frequently from lodge to lodge.
Red Dogs, with money in their belts, are now scouring the land in search of squaws.
“Have you not girls enough in your own camp, without coming up to Winnemucca
when you want a wife?”
“No; not enough.
men have taken nearly all our squaws.”
It is a fact; for them, a sad and bitter fact.
Some Indian tribelets are so poor in squaws, that many of the hunters have no partners; and the chiefs and medicine men can hardly stock their tents.
This is the case on every frontier where the Red
men live in contact with the White
A Hybrid steals, a Pale-face buys.
Once she has passed into a stranger's ranch, the Indian
girl is lost to her tribe for ever.
An Indian convert knows that selling girls is not the White
man's custom, but no pagan Indian ever heard a voice against this ancient rule and habit of his tribe.

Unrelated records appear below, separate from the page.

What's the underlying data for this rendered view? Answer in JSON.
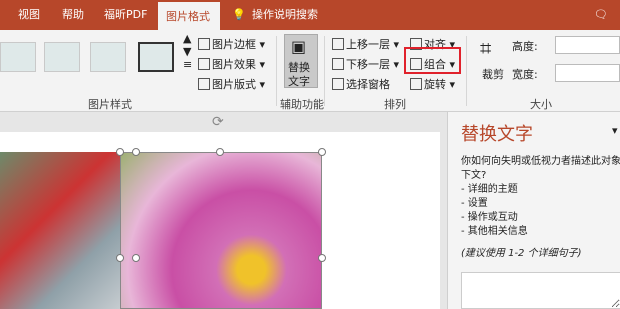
{
  "tabs": {
    "view": "视图",
    "help": "帮助",
    "pdf": "福昕PDF",
    "format": "图片格式",
    "tellme": "操作说明搜索"
  },
  "style_group": {
    "border": "图片边框",
    "effects": "图片效果",
    "layout": "图片版式",
    "label": "图片样式"
  },
  "access": {
    "alt_btn_line1": "替换",
    "alt_btn_line2": "文字",
    "label": "辅助功能"
  },
  "arrange": {
    "forward": "上移一层",
    "backward": "下移一层",
    "pane": "选择窗格",
    "align": "对齐",
    "group": "组合",
    "rotate": "旋转",
    "label": "排列"
  },
  "size": {
    "crop": "裁剪",
    "height_label": "高度:",
    "width_label": "宽度:",
    "label": "大小"
  },
  "alt_pane": {
    "title": "替换文字",
    "desc_line1": "你如何向失明或低视力者描述此对象",
    "desc_line2": "下文?",
    "items": [
      "- 详细的主题",
      "- 设置",
      "- 操作或互动",
      "- 其他相关信息"
    ],
    "hint": "(建议使用 1-2 个详细句子)"
  }
}
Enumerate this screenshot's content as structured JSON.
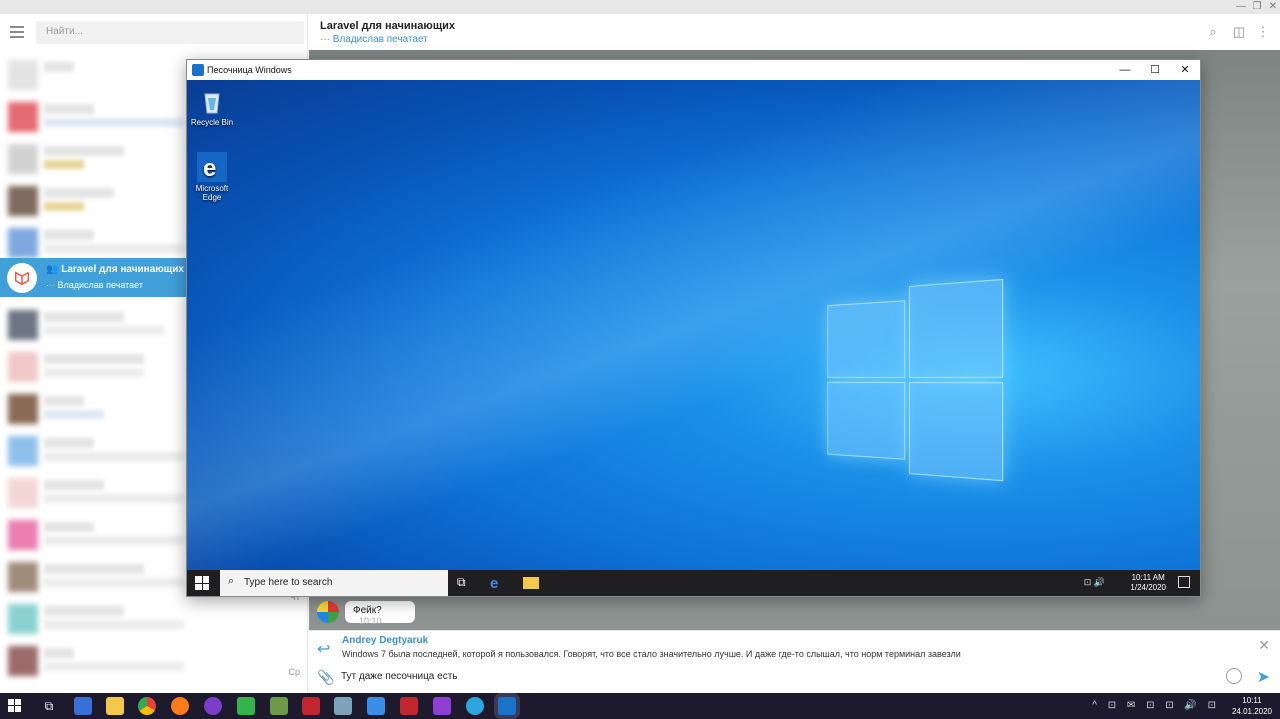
{
  "sidebar": {
    "search_placeholder": "Найти...",
    "active_chat": {
      "title": "Laravel для начинающих",
      "status": "··· Владислав печатает"
    },
    "row_dates": [
      "Чт",
      "Ср"
    ]
  },
  "chat": {
    "title": "Laravel для начинающих",
    "status": "··· Владислав печатает",
    "message": {
      "text": "Фейк?",
      "time": "10:10"
    },
    "reply": {
      "author": "Andrey Degtyaruk",
      "text": "Windows 7 была последней, которой я пользовался. Говорят, что все стало значительно лучше. И даже где-то слышал, что  норм терминал завезли"
    },
    "input_text": "Тут даже песочница есть"
  },
  "sandbox": {
    "title": "Песочница Windows",
    "desktop_icons": [
      {
        "label": "Recycle Bin",
        "icon": "recycle-bin-icon"
      },
      {
        "label": "Microsoft Edge",
        "icon": "edge-icon"
      }
    ],
    "taskbar": {
      "search_placeholder": "Type here to search",
      "time": "10:11 AM",
      "date": "1/24/2020"
    }
  },
  "host_taskbar": {
    "time": "10:11",
    "date": "24.01.2020"
  },
  "colors": {
    "accent": "#419fd9",
    "windows_blue": "#0f74d8",
    "taskbar": "#1c1a2c"
  }
}
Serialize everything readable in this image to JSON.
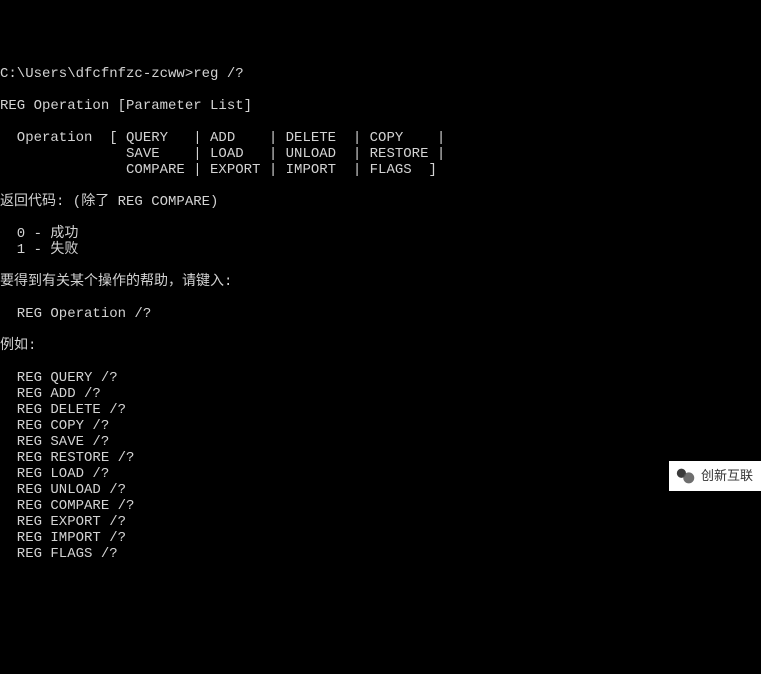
{
  "prompt": {
    "path": "C:\\Users\\dfcfnfzc-zcww>",
    "command": "reg /?"
  },
  "lines": {
    "l1": "REG Operation [Parameter List]",
    "l2": "  Operation  [ QUERY   | ADD    | DELETE  | COPY    |",
    "l3": "               SAVE    | LOAD   | UNLOAD  | RESTORE |",
    "l4": "               COMPARE | EXPORT | IMPORT  | FLAGS  ]",
    "l5": "返回代码: (除了 REG COMPARE)",
    "l6": "  0 - 成功",
    "l7": "  1 - 失败",
    "l8": "要得到有关某个操作的帮助，请键入:",
    "l9": "  REG Operation /?",
    "l10": "例如:",
    "l11": "  REG QUERY /?",
    "l12": "  REG ADD /?",
    "l13": "  REG DELETE /?",
    "l14": "  REG COPY /?",
    "l15": "  REG SAVE /?",
    "l16": "  REG RESTORE /?",
    "l17": "  REG LOAD /?",
    "l18": "  REG UNLOAD /?",
    "l19": "  REG COMPARE /?",
    "l20": "  REG EXPORT /?",
    "l21": "  REG IMPORT /?",
    "l22": "  REG FLAGS /?"
  },
  "watermark": {
    "text": "创新互联"
  }
}
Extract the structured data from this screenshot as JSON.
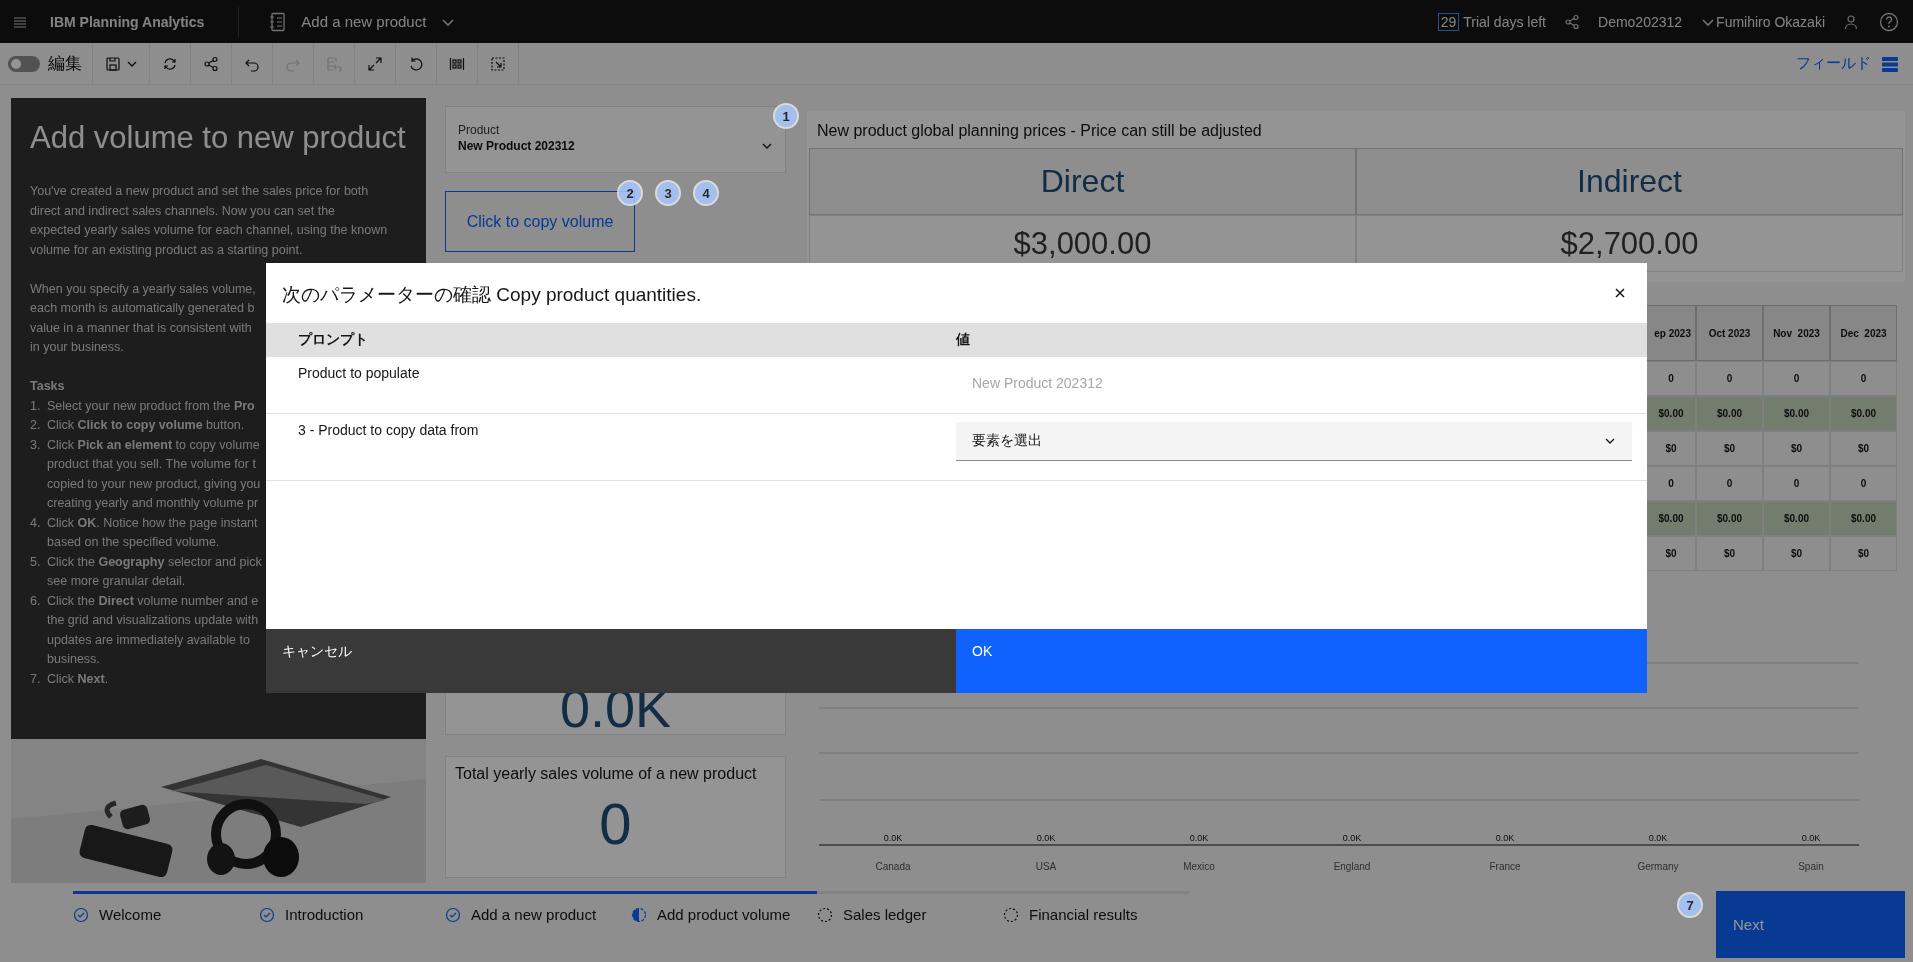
{
  "top_bar": {
    "app_name": "IBM Planning Analytics",
    "notebook": "Add a new product",
    "trial_days": "29",
    "trial_label": "Trial days left",
    "environment": "Demo202312",
    "user": "Fumihiro Okazaki"
  },
  "toolbar": {
    "edit_label": "編集",
    "edit_on": false,
    "fields_label": "フィールド",
    "tools": [
      {
        "kind": "save",
        "disabled": false
      },
      {
        "kind": "refresh",
        "disabled": false
      },
      {
        "kind": "share",
        "disabled": false
      },
      {
        "kind": "undo",
        "disabled": false
      },
      {
        "kind": "redo",
        "disabled": true
      },
      {
        "kind": "restore",
        "disabled": true
      },
      {
        "kind": "expand",
        "disabled": false
      },
      {
        "kind": "reset",
        "disabled": false
      },
      {
        "kind": "grid",
        "disabled": false
      },
      {
        "kind": "export",
        "disabled": false
      }
    ]
  },
  "guide": {
    "title": "Add volume to new product",
    "paragraphs": [
      [
        "You've created a new product and set the sales price for both",
        "direct and indirect sales channels. Now you can set the",
        "expected yearly sales volume for each channel, using the known",
        "volume for an existing product as a starting point."
      ],
      [
        "When you specify a yearly sales volume,",
        "each month is automatically generated b",
        "value in a manner that is consistent with",
        "in your business."
      ]
    ],
    "tasks_heading": "Tasks",
    "tasks": [
      {
        "number": "1.",
        "lines": [
          "Select your new product from the **Pro**"
        ]
      },
      {
        "number": "2.",
        "lines": [
          "Click **Click to copy volume** button."
        ]
      },
      {
        "number": "3.",
        "lines": [
          "Click **Pick an element** to copy volume",
          "product that you sell. The volume for t",
          "copied to your new product, giving you",
          "creating yearly and monthly volume pr"
        ]
      },
      {
        "number": "4.",
        "lines": [
          "Click **OK**. Notice how the page instant",
          "based on the specified volume."
        ]
      },
      {
        "number": "5.",
        "lines": [
          "Click the **Geography** selector and pick",
          "see more granular detail."
        ]
      },
      {
        "number": "6.",
        "lines": [
          "Click the **Direct** volume number and e",
          "the grid and visualizations update with",
          "updates are immediately available to",
          "business."
        ]
      },
      {
        "number": "7.",
        "lines": [
          "Click **Next**."
        ]
      }
    ]
  },
  "product_selector": {
    "label": "Product",
    "value": "New Product 202312"
  },
  "copy_button": "Click to copy volume",
  "volume_card": {
    "value": "0.0K"
  },
  "total_card": {
    "title": "Total yearly sales volume of a new product",
    "value": "0"
  },
  "prices": {
    "title": "New product global planning prices - Price can still be adjusted",
    "columns": [
      "Direct",
      "Indirect"
    ],
    "values": [
      "$3,000.00",
      "$2,700.00"
    ]
  },
  "monthly_grid": {
    "columns": [
      "ep 2023",
      "Oct 2023",
      "Nov  2023",
      "Dec  2023"
    ],
    "rows": [
      {
        "highlighted": false,
        "cells": [
          "0",
          "0",
          "0",
          "0"
        ]
      },
      {
        "highlighted": true,
        "cells": [
          "$0.00",
          "$0.00",
          "$0.00",
          "$0.00"
        ]
      },
      {
        "highlighted": false,
        "cells": [
          "$0",
          "$0",
          "$0",
          "$0"
        ]
      },
      {
        "highlighted": false,
        "cells": [
          "0",
          "0",
          "0",
          "0"
        ]
      },
      {
        "highlighted": true,
        "cells": [
          "$0.00",
          "$0.00",
          "$0.00",
          "$0.00"
        ]
      },
      {
        "highlighted": false,
        "cells": [
          "$0",
          "$0",
          "$0",
          "$0"
        ]
      }
    ]
  },
  "chart": {
    "categories": [
      "Canada",
      "USA",
      "Mexico",
      "England",
      "France",
      "Germany",
      "Spain"
    ],
    "value_labels": [
      "0.0K",
      "0.0K",
      "0.0K",
      "0.0K",
      "0.0K",
      "0.0K",
      "0.0K"
    ]
  },
  "badges": [
    "1",
    "2",
    "3",
    "4",
    "7"
  ],
  "steps": [
    {
      "label": "Welcome",
      "kind": "complete"
    },
    {
      "label": "Introduction",
      "kind": "complete"
    },
    {
      "label": "Add a new product",
      "kind": "complete"
    },
    {
      "label": "Add product volume",
      "kind": "current"
    },
    {
      "label": "Sales ledger",
      "kind": "incomplete"
    },
    {
      "label": "Financial results",
      "kind": "incomplete"
    }
  ],
  "next_button": "Next",
  "dialog": {
    "title": "次のパラメーターの確認 Copy product quantities.",
    "columns": [
      "プロンプト",
      "値"
    ],
    "rows": [
      {
        "kind": "readonly",
        "prompt": "Product to populate",
        "value": "New Product 202312"
      },
      {
        "kind": "select",
        "prompt": "3 - Product to copy data from",
        "placeholder": "要素を選出"
      }
    ],
    "cancel": "キャンセル",
    "ok": "OK"
  }
}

When he obtained his squaw, he paid her price.
His mother was bought, her mother bought.
A girl, he says, is worth so many skins, so many dollars.
If he loses her, he loses so much